» **PROBLEM TO SOLVE**: Search the records for the string "label", then copy each line that has it.

INPUT DATA below:

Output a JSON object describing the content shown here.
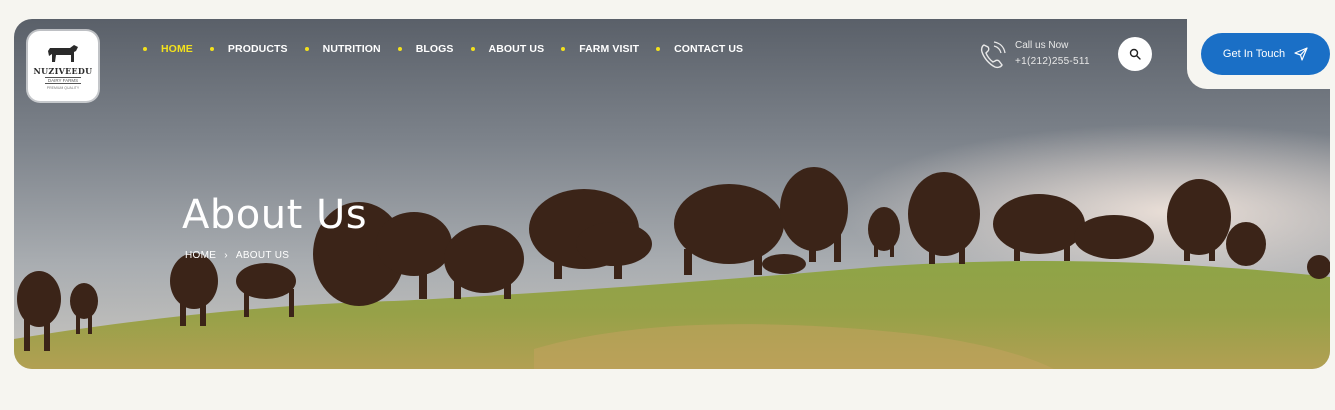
{
  "logo": {
    "brand": "NUZIVEEDU",
    "sub": "DAIRY FARMS",
    "tiny": "PREMIUM QUALITY"
  },
  "nav": {
    "items": [
      {
        "label": "HOME",
        "active": true
      },
      {
        "label": "PRODUCTS"
      },
      {
        "label": "NUTRITION"
      },
      {
        "label": "BLOGS"
      },
      {
        "label": "ABOUT US"
      },
      {
        "label": "FARM VISIT"
      },
      {
        "label": "CONTACT US"
      }
    ]
  },
  "contact": {
    "title": "Call us Now",
    "number": "+1(212)255-511"
  },
  "cta": {
    "label": "Get In Touch"
  },
  "hero": {
    "title": "About Us",
    "breadcrumb": {
      "home": "HOME",
      "separator": "›",
      "current": "ABOUT US"
    }
  },
  "colors": {
    "accent": "#f3e11c",
    "cta": "#1a6fc6",
    "background": "#f6f5f0"
  },
  "icons": {
    "phone": "phone-icon",
    "search": "search-icon",
    "send": "paper-plane-icon"
  }
}
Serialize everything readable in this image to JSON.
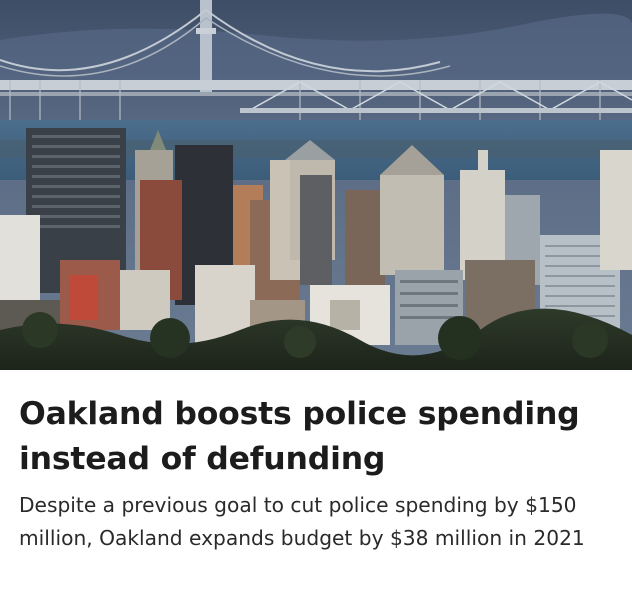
{
  "article": {
    "image_alt": "Oakland city skyline with the Bay Bridge behind it",
    "headline": "Oakland boosts police spending instead of defunding",
    "summary": "Despite a previous goal to cut police spending by $150 million, Oakland expands budget by $38 million in 2021"
  },
  "colors": {
    "headline_text": "#1c1c1c",
    "summary_text": "#2a2a2a",
    "background": "#ffffff"
  }
}
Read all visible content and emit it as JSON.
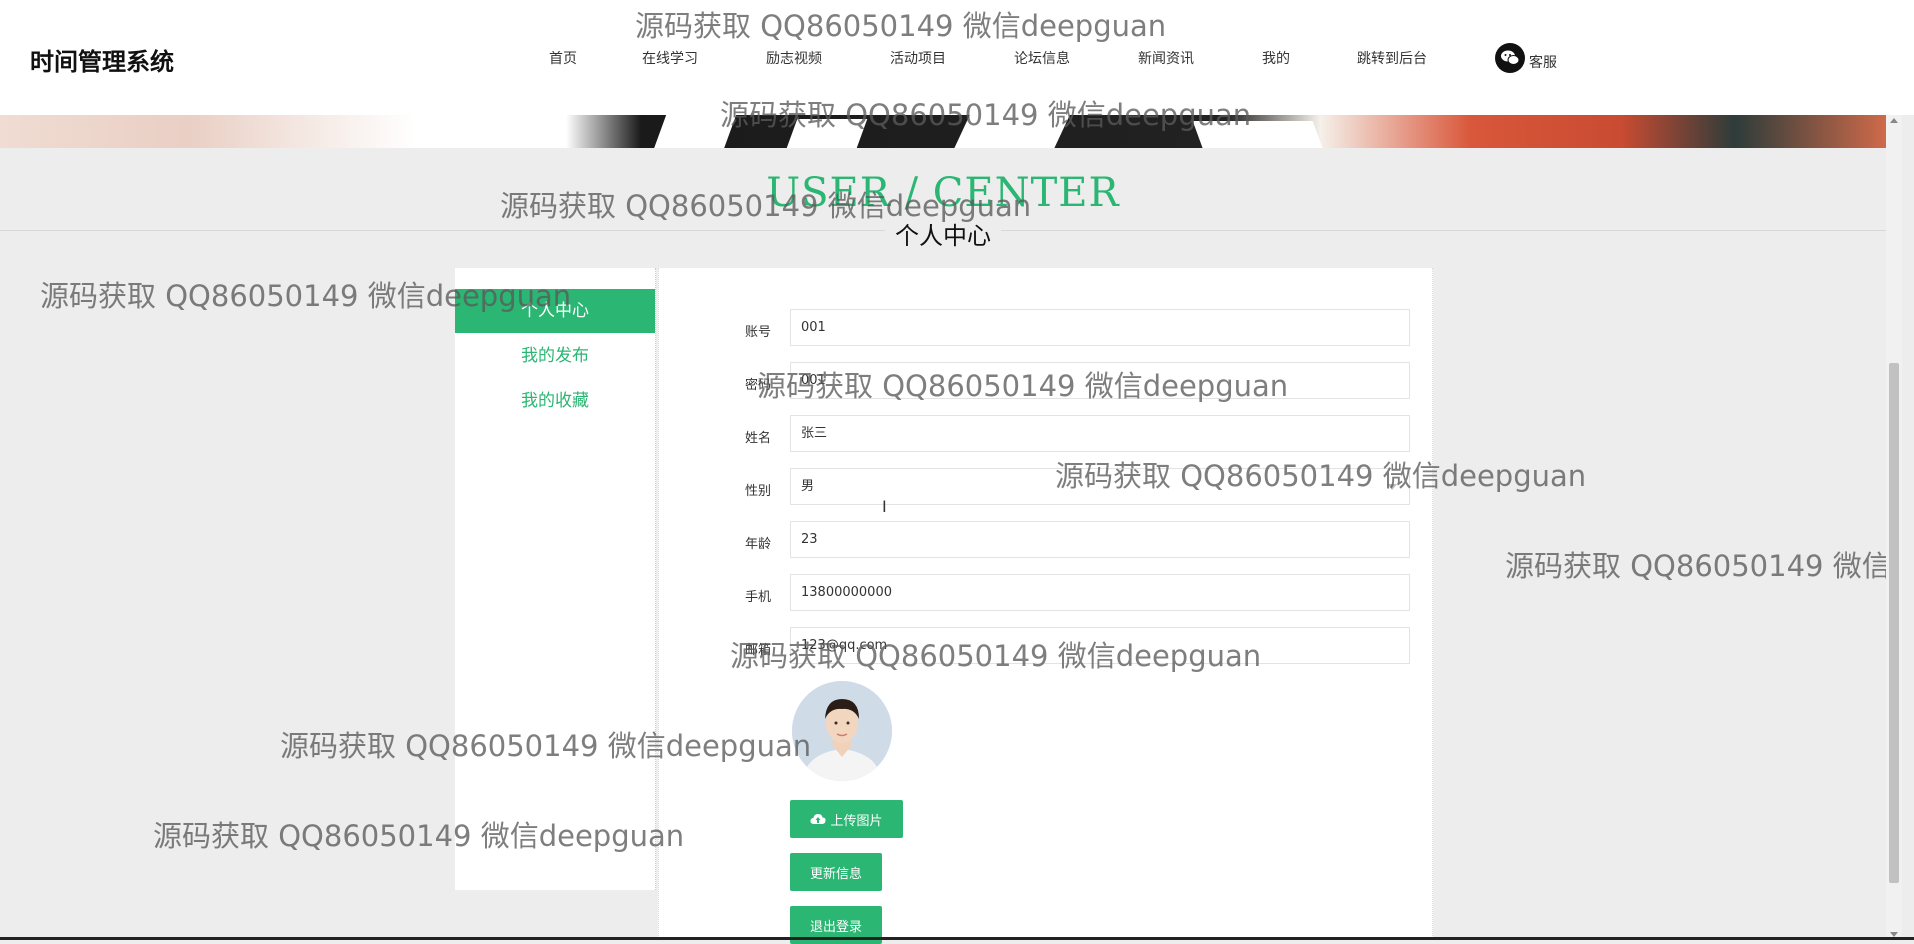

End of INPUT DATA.

» **SOLUTION TO THIS TASK**:
        "label": "HOME",
        "label": "PRODUCTS"
        "label": "NUTRITION"
        "label": "BLOGS"
        "label": "ABOUT US"
        "label": "FARM VISIT"
        "label": "CONTACT US"
    "label": "Get In Touch"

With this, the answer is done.